The Ogden Is Known for Some of the Best Exhibits in NOLA, and You Cannot Miss This One
Peer into Melvin Edwards’ world and you will find a place of possibility, an environment where found objects expand—both formally and conceptually—beyond the boundaries of their given form. Look closer and you may even catch a glimpse of Africa in his dense, abstract assemblages and planar, geometric installations. His works are meant to move, to exist, and to be seen in different contexts. Now, you can see his work for yourself at the Ogden Museum of Southern Art, beginning Thursday, March 5th at 10:00 AM.

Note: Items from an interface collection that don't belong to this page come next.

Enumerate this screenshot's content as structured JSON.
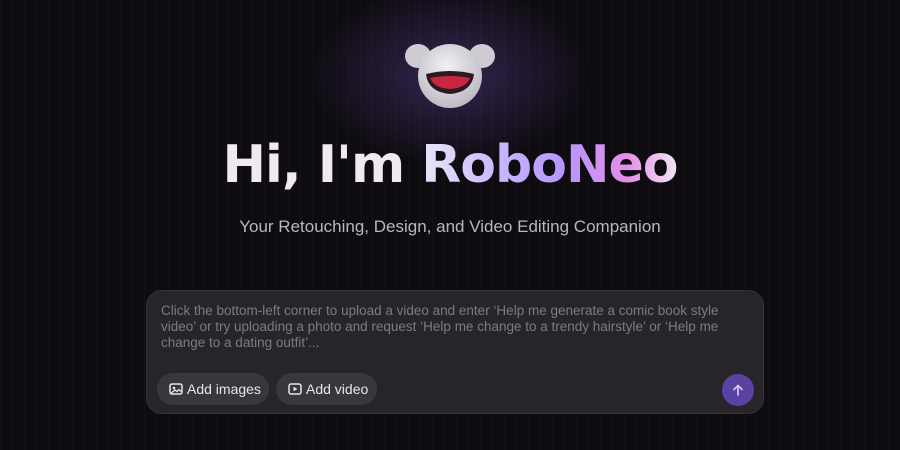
{
  "hero": {
    "greeting": "Hi, I'm ",
    "brand": "RoboNeo",
    "subtitle": "Your Retouching, Design, and Video Editing Companion"
  },
  "mascot": {
    "icon": "robo-mascot-icon"
  },
  "composer": {
    "placeholder": "Click the bottom-left corner to upload a video and enter ‘Help me generate a comic book style video’ or try uploading a photo and request ‘Help me change to a trendy hairstyle’ or ‘Help me change to a dating outfit’...",
    "value": "",
    "actions": [
      {
        "label": "Add images",
        "icon": "image-icon"
      },
      {
        "label": "Add video",
        "icon": "video-play-icon"
      }
    ],
    "send_icon": "arrow-up-icon"
  },
  "colors": {
    "background": "#0e0c10",
    "composer_bg": "#27252a",
    "chip_bg": "#39373d",
    "send_bg": "#5a42a2",
    "brand_gradient": [
      "#c8b8ff",
      "#b596ff",
      "#e48ee6"
    ]
  }
}
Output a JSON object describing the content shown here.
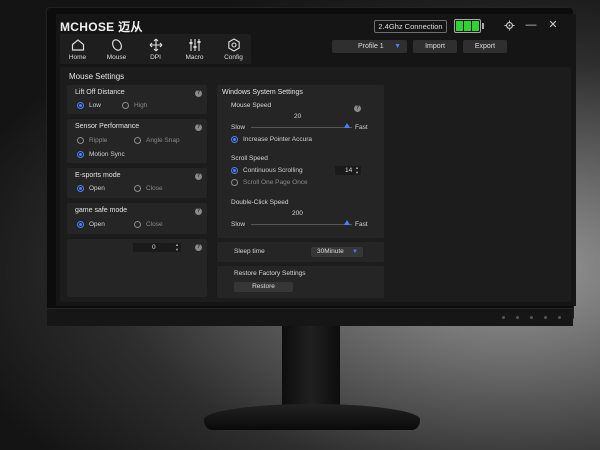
{
  "titlebar": {
    "brand": "MCHOSE 迈从",
    "connection": "2.4Ghz Connection"
  },
  "nav": [
    {
      "label": "Home",
      "icon": "home-icon"
    },
    {
      "label": "Mouse",
      "icon": "mouse-icon"
    },
    {
      "label": "DPI",
      "icon": "dpi-icon"
    },
    {
      "label": "Macro",
      "icon": "macro-icon"
    },
    {
      "label": "Config",
      "icon": "config-icon"
    }
  ],
  "profile": {
    "selected": "Profile  1",
    "import_label": "Import",
    "export_label": "Export"
  },
  "panel_title": "Mouse Settings",
  "lift_off": {
    "title": "Lift Off Distance",
    "options": [
      "Low",
      "High"
    ],
    "selected": "Low"
  },
  "sensor": {
    "title": "Sensor Performance",
    "options": [
      "Ripple",
      "Angle Snap",
      "Motion Sync"
    ],
    "selected": "Motion Sync"
  },
  "esports": {
    "title": "E-sports mode",
    "options": [
      "Open",
      "Close"
    ],
    "selected": "Open"
  },
  "game_safe": {
    "title": "game safe mode",
    "options": [
      "Open",
      "Close"
    ],
    "selected": "Open"
  },
  "extra": {
    "value": "0"
  },
  "windows": {
    "title": "Windows System Settings",
    "mouse_speed": {
      "label": "Mouse Speed",
      "value": "20",
      "slow": "Slow",
      "fast": "Fast",
      "level": 0.95,
      "accel_label": "Increase Pointer Accura"
    },
    "scroll_speed": {
      "label": "Scroll Speed",
      "continuous": "Continuous Scrolling",
      "lines": "14",
      "one_page": "Scroll One Page Once"
    },
    "dbl_click": {
      "label": "Double-Click Speed",
      "value": "200",
      "slow": "Slow",
      "fast": "Fast",
      "level": 0.95
    }
  },
  "sleep": {
    "label": "Sleep time",
    "value": "30Minute"
  },
  "restore": {
    "title": "Restore Factory Settings",
    "button": "Restore"
  },
  "colors": {
    "accent": "#4c7dff",
    "battery": "#2fd42f",
    "background": "#151515"
  }
}
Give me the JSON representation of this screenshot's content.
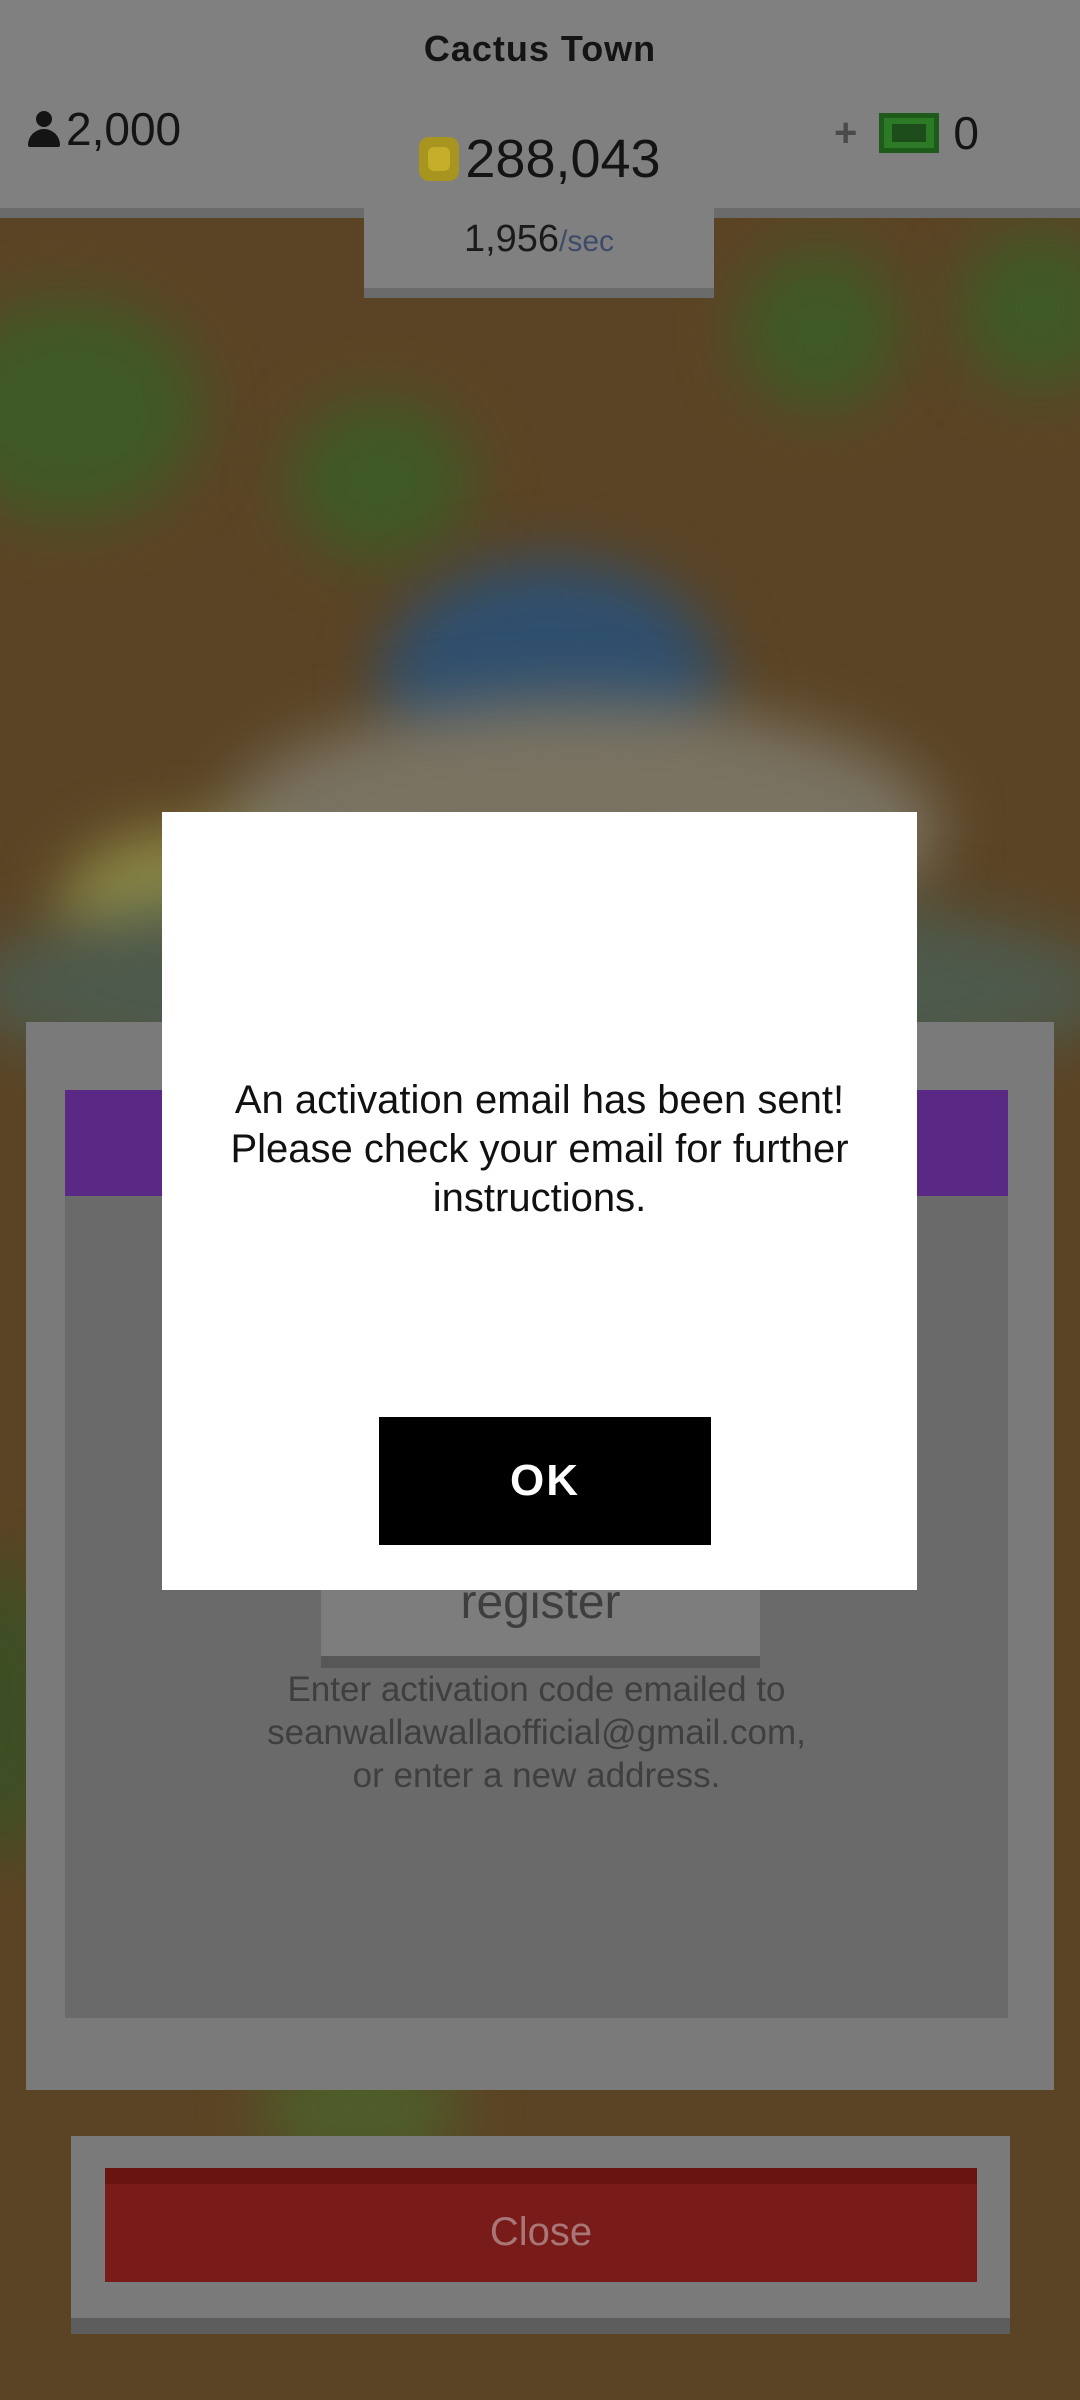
{
  "hud": {
    "town_name": "Cactus Town",
    "population": "2,000",
    "coins": "288,043",
    "rate_value": "1,956",
    "rate_unit": "/sec",
    "plus_label": "+",
    "cash": "0",
    "icons": [
      "person-icon",
      "coin-icon",
      "plus-icon",
      "cash-icon"
    ]
  },
  "register_panel": {
    "register_button_label": "register",
    "info_text": "Enter activation code emailed to\nseanwallawallaofficial@gmail.com,\nor enter a new address.",
    "close_label": "Close"
  },
  "dialog": {
    "message": "An activation email has been sent!\nPlease check your email for further\ninstructions.",
    "ok_label": "OK"
  },
  "colors": {
    "header_purple": "#5a2985",
    "close_red": "#791b18",
    "dialog_bg": "#ffffff",
    "ok_bg": "#000000",
    "ground": "#5b4425"
  }
}
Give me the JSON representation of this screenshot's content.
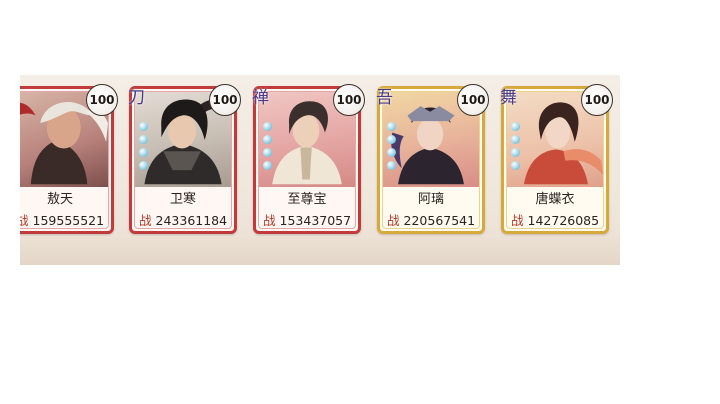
{
  "heroes": [
    {
      "name": "敖天",
      "power_label": "战",
      "power": "159555521",
      "level": "100",
      "class_icon": "",
      "frame": "red"
    },
    {
      "name": "卫寒",
      "power_label": "战",
      "power": "243361184",
      "level": "100",
      "class_icon": "刀",
      "frame": "red"
    },
    {
      "name": "至尊宝",
      "power_label": "战",
      "power": "153437057",
      "level": "100",
      "class_icon": "禅",
      "frame": "red"
    },
    {
      "name": "阿璃",
      "power_label": "战",
      "power": "220567541",
      "level": "100",
      "class_icon": "",
      "frame": "gold"
    },
    {
      "name": "唐蝶衣",
      "power_label": "战",
      "power": "142726085",
      "level": "100",
      "class_icon": "舞",
      "frame": "gold"
    }
  ],
  "colors": {
    "red_frame": "#c23a3a",
    "gold_frame": "#d6a93a",
    "power_label": "#b23a2a",
    "class_icon": "#4a3a8a"
  }
}
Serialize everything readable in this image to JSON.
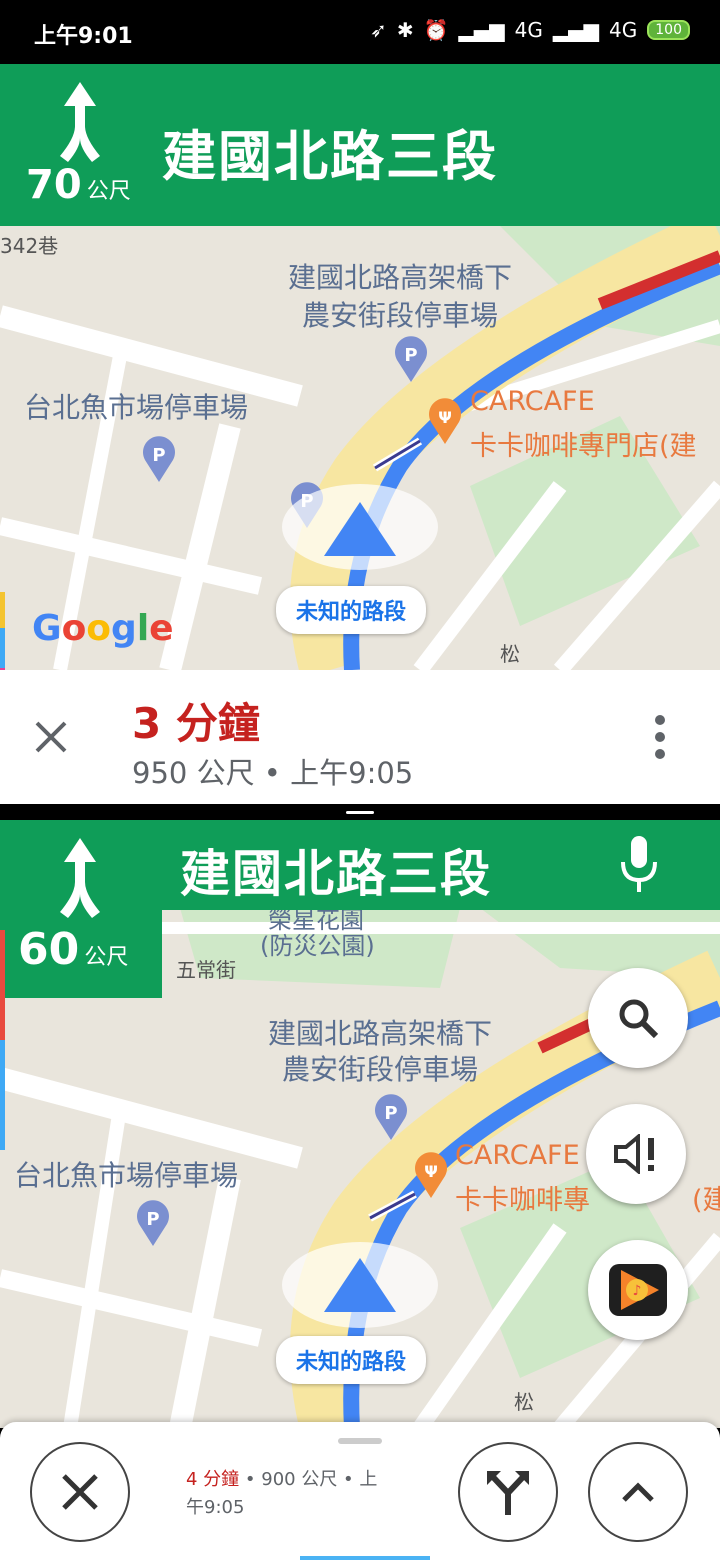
{
  "status_bar": {
    "time": "上午9:01",
    "network1": "4G",
    "network2": "4G",
    "battery": "100"
  },
  "top_nav": {
    "street": "建國北路三段",
    "distance_value": "70",
    "distance_unit": "公尺",
    "maneuver_icon": "keep-straight-fork-icon"
  },
  "top_map": {
    "labels": {
      "parking_a_line1": "建國北路高架橋下",
      "parking_a_line2": "農安街段停車場",
      "parking_b": "台北魚市場停車場",
      "poi_line1": "CARCAFE",
      "poi_line2": "卡卡咖啡專門店(建",
      "lane_top": "342巷",
      "road_bottom": "松"
    },
    "unknown_road": "未知的路段",
    "logo": "Google"
  },
  "top_eta": {
    "minutes": "3 分鐘",
    "details": "950 公尺 • 上午9:05"
  },
  "bottom_nav": {
    "street": "建國北路三段",
    "distance_value": "60",
    "distance_unit": "公尺",
    "maneuver_icon": "keep-straight-fork-icon",
    "mic_icon": "microphone-icon"
  },
  "bottom_map": {
    "labels": {
      "park_line1": "榮星花園",
      "park_line2": "(防災公園)",
      "road_wuchang": "五常街",
      "parking_a_line1": "建國北路高架橋下",
      "parking_a_line2": "農安街段停車場",
      "parking_b": "台北魚市場停車場",
      "poi_line1": "CARCAFE",
      "poi_line2": "卡卡咖啡專",
      "poi_line2_tail": "(建",
      "road_bottom": "松"
    },
    "unknown_road": "未知的路段"
  },
  "bottom_eta": {
    "minutes": "4 分鐘",
    "details_line1": " • 900 公尺 • 上",
    "details_line2": "午9:05"
  },
  "colors": {
    "nav_green": "#0f9d58",
    "eta_red": "#c5221f",
    "route_blue": "#4285f4",
    "traffic_red": "#d32f2f"
  }
}
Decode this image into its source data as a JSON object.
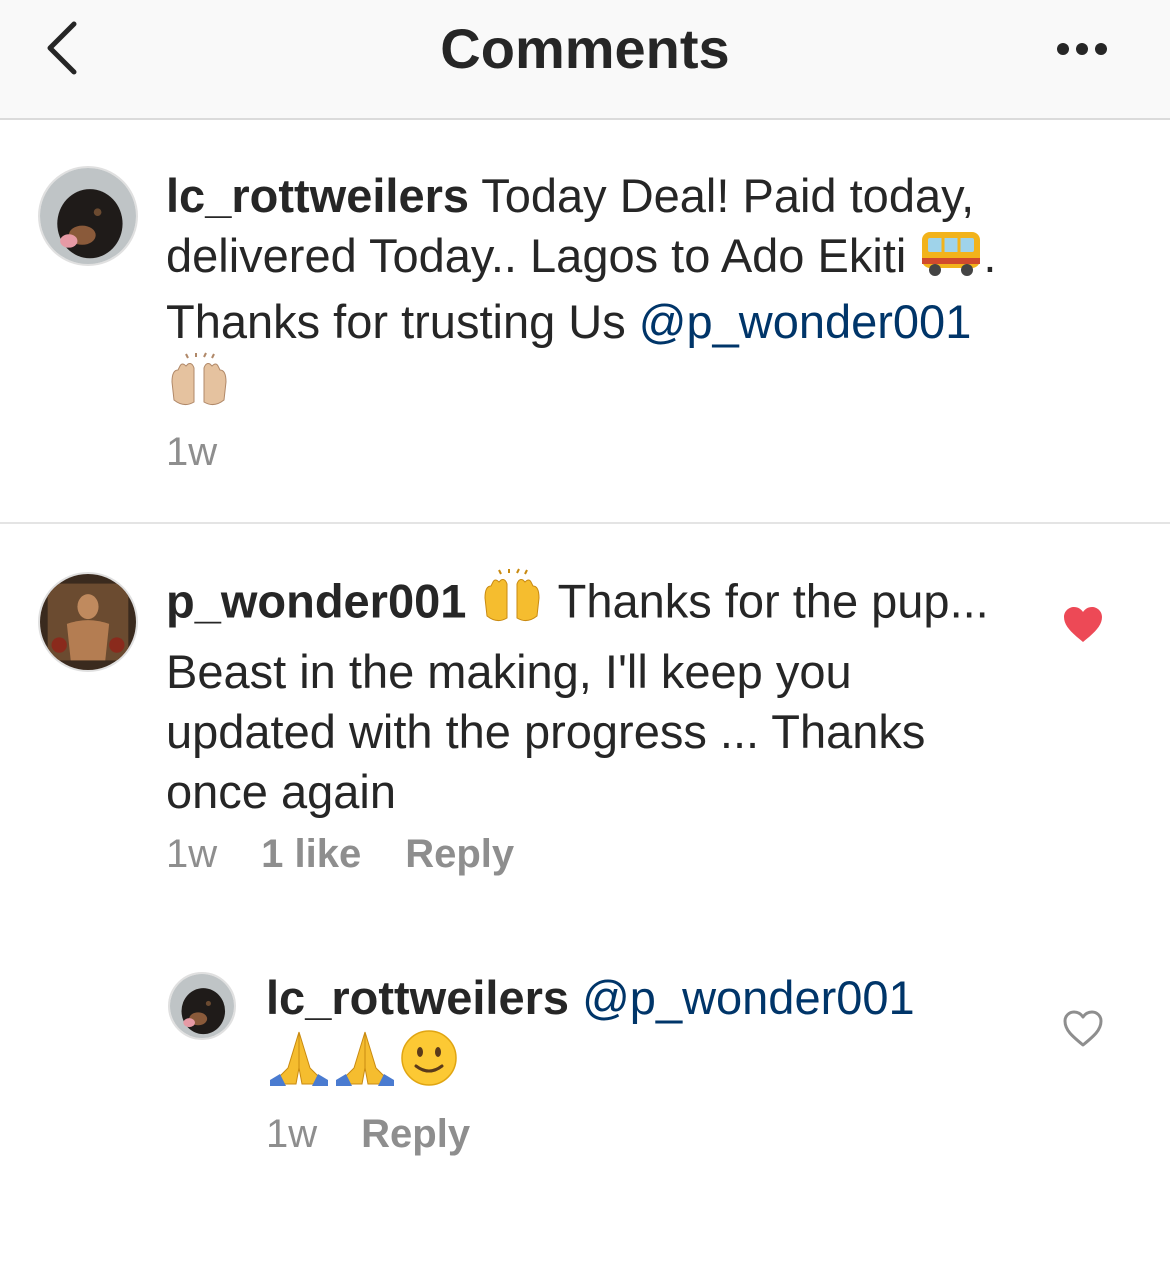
{
  "header": {
    "title": "Comments"
  },
  "comments": [
    {
      "username": "lc_rottweilers",
      "text_1": " Today Deal!  Paid today, delivered Today.. Lagos to Ado Ekiti ",
      "text_2": ". Thanks for trusting Us ",
      "mention": "@p_wonder001",
      "emoji_1": "bus-emoji",
      "emoji_2": "raising-hands-light-emoji",
      "time": "1w"
    },
    {
      "username": "p_wonder001",
      "emoji_1": "raising-hands-emoji",
      "text": " Thanks for the pup... Beast in the making, I'll keep you updated with the progress ... Thanks once again",
      "time": "1w",
      "likes": "1 like",
      "reply_label": "Reply",
      "liked": true,
      "like_color": "#ed4956"
    },
    {
      "username": "lc_rottweilers",
      "mention": "@p_wonder001",
      "emojis": [
        "folded-hands-emoji",
        "folded-hands-emoji",
        "slightly-smiling-face-emoji"
      ],
      "time": "1w",
      "reply_label": "Reply",
      "liked": false
    }
  ],
  "colors": {
    "mention": "#003569",
    "meta": "#8e8e8e",
    "like": "#ed4956"
  }
}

Edwards has lived, taught, and traveled on the world’s second-largest continent since the early 1970s, creating relationships with artists, students, and politicians in sixteen different countries. In doing so, he has discovered an almost genetic relationship between his work and that of African smiths and carvers, past and present. His newest exhibit explores this relationship and examines the formal, familial, and conceptual affinities between Edward’s work and that produced by African artists and artisans.
Edward’s great-great-great-grandfather was a west African blacksmith and the continent has, in his words, “always been there for me in one way or another.” Yet, this is not a simple story of artistic influence. Edwards’ style did not change because of his varied engagements with the continent and its people. Rather, in the words of the artist himself, these interactions “corroborated” something deeper and more profound: the pre-existing connective tissue that bonds African and African American art.
This exhibit, Melvin Edwards: Crossroads, explores these creative ties, and—for the first time—seeks to make African sense of an American artist. The exhibit allows viewers to visualize the relationships between African and American abstraction while breaking down the artificial art historical-geographical silos that have hindered our ability to understand the true story of human creativity and connection.
This exhibit will be on display through July 5, 2020. Admission prices will vary and is free on Thursday to Louisiana residents. For additional information, please visit ogdenmuseum.org or call (504) 539-9650.
If you feel like escaping Brookstone Park Apartments in Covington, Louisiana for the day, this event is a perfect opportunity to do just that! Trust us when we say that there’s no harm in getting out and exploring the greater community.
Thursday, March 5, 2020—10:00 AM
Event Venue Location:
Ogden Museum of Southern Art
925 Camp Street
New Orleans, Louisiana 70130